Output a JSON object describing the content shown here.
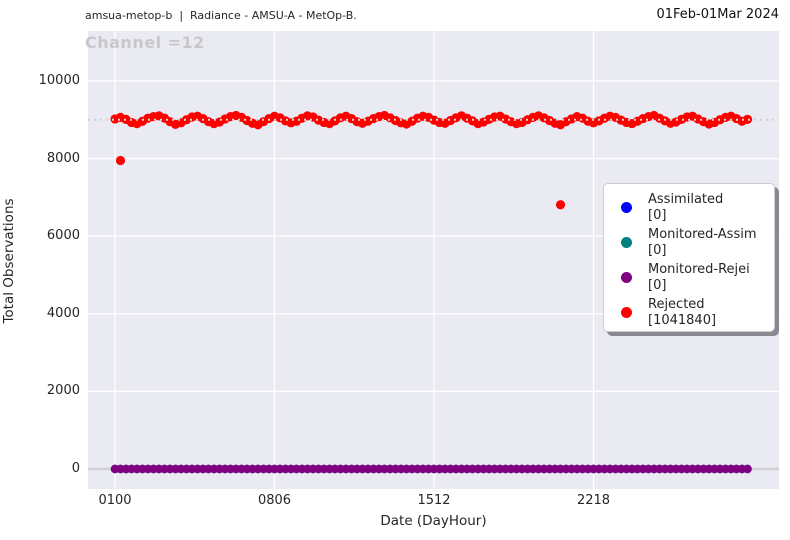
{
  "header": {
    "title_left": "amsua-metop-b  |  Radiance - AMSU-A - MetOp-B.",
    "title_right": "01Feb-01Mar 2024"
  },
  "colors": {
    "plot_bg": "#eaeaf2",
    "grid": "#ffffff",
    "ref_line": "#cfcfd4",
    "channel_label": "#c8c8c8",
    "assimilated": "#0000ff",
    "monitored_assim": "#008080",
    "monitored_rejei": "#800080",
    "rejected": "#ff0000"
  },
  "legend": {
    "items": [
      {
        "name": "Assimilated",
        "count_label": "[0]",
        "color": "#0000ff"
      },
      {
        "name": "Monitored-Assim",
        "count_label": "[0]",
        "color": "#008080"
      },
      {
        "name": "Monitored-Rejei",
        "count_label": "[0]",
        "color": "#800080"
      },
      {
        "name": "Rejected",
        "count_label": "[1041840]",
        "color": "#ff0000"
      }
    ]
  },
  "chart_data": {
    "type": "scatter",
    "annotation": "Channel =12",
    "xlabel": "Date (DayHour)",
    "ylabel": "Total Observations",
    "x_ticks": [
      {
        "hour": 0,
        "label": "0100"
      },
      {
        "hour": 174,
        "label": "0806"
      },
      {
        "hour": 348,
        "label": "1512"
      },
      {
        "hour": 522,
        "label": "2218"
      }
    ],
    "y_ticks": [
      {
        "value": 0,
        "label": "0"
      },
      {
        "value": 2000,
        "label": "2000"
      },
      {
        "value": 4000,
        "label": "4000"
      },
      {
        "value": 6000,
        "label": "6000"
      },
      {
        "value": 8000,
        "label": "8000"
      },
      {
        "value": 10000,
        "label": "10000"
      }
    ],
    "xlim_hours": [
      -30,
      724
    ],
    "ylim": [
      -515,
      11290
    ],
    "grid": true,
    "legend_position": "center-right",
    "ref_lines": [
      {
        "value": 9000,
        "style": "dotted"
      },
      {
        "value": 0,
        "style": "solid"
      }
    ],
    "hours": [
      0,
      6,
      12,
      18,
      24,
      30,
      36,
      42,
      48,
      54,
      60,
      66,
      72,
      78,
      84,
      90,
      96,
      102,
      108,
      114,
      120,
      126,
      132,
      138,
      144,
      150,
      156,
      162,
      168,
      174,
      180,
      186,
      192,
      198,
      204,
      210,
      216,
      222,
      228,
      234,
      240,
      246,
      252,
      258,
      264,
      270,
      276,
      282,
      288,
      294,
      300,
      306,
      312,
      318,
      324,
      330,
      336,
      342,
      348,
      354,
      360,
      366,
      372,
      378,
      384,
      390,
      396,
      402,
      408,
      414,
      420,
      426,
      432,
      438,
      444,
      450,
      456,
      462,
      468,
      474,
      480,
      486,
      492,
      498,
      504,
      510,
      516,
      522,
      528,
      534,
      540,
      546,
      552,
      558,
      564,
      570,
      576,
      582,
      588,
      594,
      600,
      606,
      612,
      618,
      624,
      630,
      636,
      642,
      648,
      654,
      660,
      666,
      672,
      678,
      684,
      690
    ],
    "series": [
      {
        "name": "Assimilated",
        "color": "#0000ff",
        "constant_value": 0
      },
      {
        "name": "Monitored-Assim",
        "color": "#008080",
        "constant_value": 0
      },
      {
        "name": "Monitored-Rejei",
        "color": "#800080",
        "constant_value": 0
      },
      {
        "name": "Rejected",
        "color": "#ff0000",
        "values": [
          9020,
          9060,
          9010,
          8930,
          8900,
          8960,
          9040,
          9080,
          9100,
          9040,
          8950,
          8880,
          8920,
          9000,
          9070,
          9090,
          9030,
          8950,
          8900,
          8940,
          9020,
          9080,
          9110,
          9060,
          8980,
          8910,
          8870,
          8950,
          9030,
          9090,
          9050,
          8970,
          8920,
          8960,
          9040,
          9100,
          9070,
          8990,
          8930,
          8900,
          8970,
          9050,
          9090,
          9030,
          8950,
          8910,
          8960,
          9030,
          9080,
          9110,
          9050,
          8980,
          8920,
          8890,
          8960,
          9040,
          9090,
          9060,
          8990,
          8930,
          8910,
          8980,
          9050,
          9100,
          9040,
          8970,
          8900,
          8940,
          9010,
          9070,
          9090,
          9020,
          8950,
          8900,
          8930,
          9000,
          9060,
          9100,
          9050,
          8980,
          8910,
          8870,
          8950,
          9020,
          9080,
          9040,
          8960,
          8920,
          8970,
          9040,
          9090,
          9060,
          8990,
          8930,
          8900,
          8960,
          9030,
          9080,
          9110,
          9040,
          8970,
          8910,
          8940,
          9010,
          9070,
          9090,
          9020,
          8950,
          8890,
          8930,
          9000,
          9060,
          9090,
          9030,
          8960,
          9010
        ],
        "extra_points": [
          [
            6,
            7950
          ],
          [
            486,
            6810
          ]
        ]
      }
    ]
  }
}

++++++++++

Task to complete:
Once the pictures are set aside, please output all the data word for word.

Exercise solution:
Output a JSON object describing the content shown here.
{
  "header": {
    "title_left": "amsua-metop-b  |  Radiance - AMSU-A - MetOp-B.",
    "title_right": "01Feb-01Mar 2024"
  },
  "colors": {
    "plot_bg": "#eaeaf2",
    "grid": "#ffffff",
    "ref_line": "#cfcfd4",
    "channel_label": "#c8c8c8",
    "assimilated": "#0000ff",
    "monitored_assim": "#008080",
    "monitored_rejei": "#800080",
    "rejected": "#ff0000"
  },
  "legend": {
    "items": [
      {
        "name": "Assimilated",
        "count_label": "[0]",
        "color": "#0000ff"
      },
      {
        "name": "Monitored-Assim",
        "count_label": "[0]",
        "color": "#008080"
      },
      {
        "name": "Monitored-Rejei",
        "count_label": "[0]",
        "color": "#800080"
      },
      {
        "name": "Rejected",
        "count_label": "[1041840]",
        "color": "#ff0000"
      }
    ]
  },
  "chart_data": {
    "type": "scatter",
    "annotation": "Channel =12",
    "xlabel": "Date (DayHour)",
    "ylabel": "Total Observations",
    "x_ticks": [
      {
        "hour": 0,
        "label": "0100"
      },
      {
        "hour": 174,
        "label": "0806"
      },
      {
        "hour": 348,
        "label": "1512"
      },
      {
        "hour": 522,
        "label": "2218"
      }
    ],
    "y_ticks": [
      {
        "value": 0,
        "label": "0"
      },
      {
        "value": 2000,
        "label": "2000"
      },
      {
        "value": 4000,
        "label": "4000"
      },
      {
        "value": 6000,
        "label": "6000"
      },
      {
        "value": 8000,
        "label": "8000"
      },
      {
        "value": 10000,
        "label": "10000"
      }
    ],
    "xlim_hours": [
      -30,
      724
    ],
    "ylim": [
      -515,
      11290
    ],
    "grid": true,
    "legend_position": "center-right",
    "ref_lines": [
      {
        "value": 9000,
        "style": "dotted"
      },
      {
        "value": 0,
        "style": "solid"
      }
    ],
    "hours": [
      0,
      6,
      12,
      18,
      24,
      30,
      36,
      42,
      48,
      54,
      60,
      66,
      72,
      78,
      84,
      90,
      96,
      102,
      108,
      114,
      120,
      126,
      132,
      138,
      144,
      150,
      156,
      162,
      168,
      174,
      180,
      186,
      192,
      198,
      204,
      210,
      216,
      222,
      228,
      234,
      240,
      246,
      252,
      258,
      264,
      270,
      276,
      282,
      288,
      294,
      300,
      306,
      312,
      318,
      324,
      330,
      336,
      342,
      348,
      354,
      360,
      366,
      372,
      378,
      384,
      390,
      396,
      402,
      408,
      414,
      420,
      426,
      432,
      438,
      444,
      450,
      456,
      462,
      468,
      474,
      480,
      486,
      492,
      498,
      504,
      510,
      516,
      522,
      528,
      534,
      540,
      546,
      552,
      558,
      564,
      570,
      576,
      582,
      588,
      594,
      600,
      606,
      612,
      618,
      624,
      630,
      636,
      642,
      648,
      654,
      660,
      666,
      672,
      678,
      684,
      690
    ],
    "series": [
      {
        "name": "Assimilated",
        "color": "#0000ff",
        "constant_value": 0
      },
      {
        "name": "Monitored-Assim",
        "color": "#008080",
        "constant_value": 0
      },
      {
        "name": "Monitored-Rejei",
        "color": "#800080",
        "constant_value": 0
      },
      {
        "name": "Rejected",
        "color": "#ff0000",
        "values": [
          9020,
          9060,
          9010,
          8930,
          8900,
          8960,
          9040,
          9080,
          9100,
          9040,
          8950,
          8880,
          8920,
          9000,
          9070,
          9090,
          9030,
          8950,
          8900,
          8940,
          9020,
          9080,
          9110,
          9060,
          8980,
          8910,
          8870,
          8950,
          9030,
          9090,
          9050,
          8970,
          8920,
          8960,
          9040,
          9100,
          9070,
          8990,
          8930,
          8900,
          8970,
          9050,
          9090,
          9030,
          8950,
          8910,
          8960,
          9030,
          9080,
          9110,
          9050,
          8980,
          8920,
          8890,
          8960,
          9040,
          9090,
          9060,
          8990,
          8930,
          8910,
          8980,
          9050,
          9100,
          9040,
          8970,
          8900,
          8940,
          9010,
          9070,
          9090,
          9020,
          8950,
          8900,
          8930,
          9000,
          9060,
          9100,
          9050,
          8980,
          8910,
          8870,
          8950,
          9020,
          9080,
          9040,
          8960,
          8920,
          8970,
          9040,
          9090,
          9060,
          8990,
          8930,
          8900,
          8960,
          9030,
          9080,
          9110,
          9040,
          8970,
          8910,
          8940,
          9010,
          9070,
          9090,
          9020,
          8950,
          8890,
          8930,
          9000,
          9060,
          9090,
          9030,
          8960,
          9010
        ],
        "extra_points": [
          [
            6,
            7950
          ],
          [
            486,
            6810
          ]
        ]
      }
    ]
  }
}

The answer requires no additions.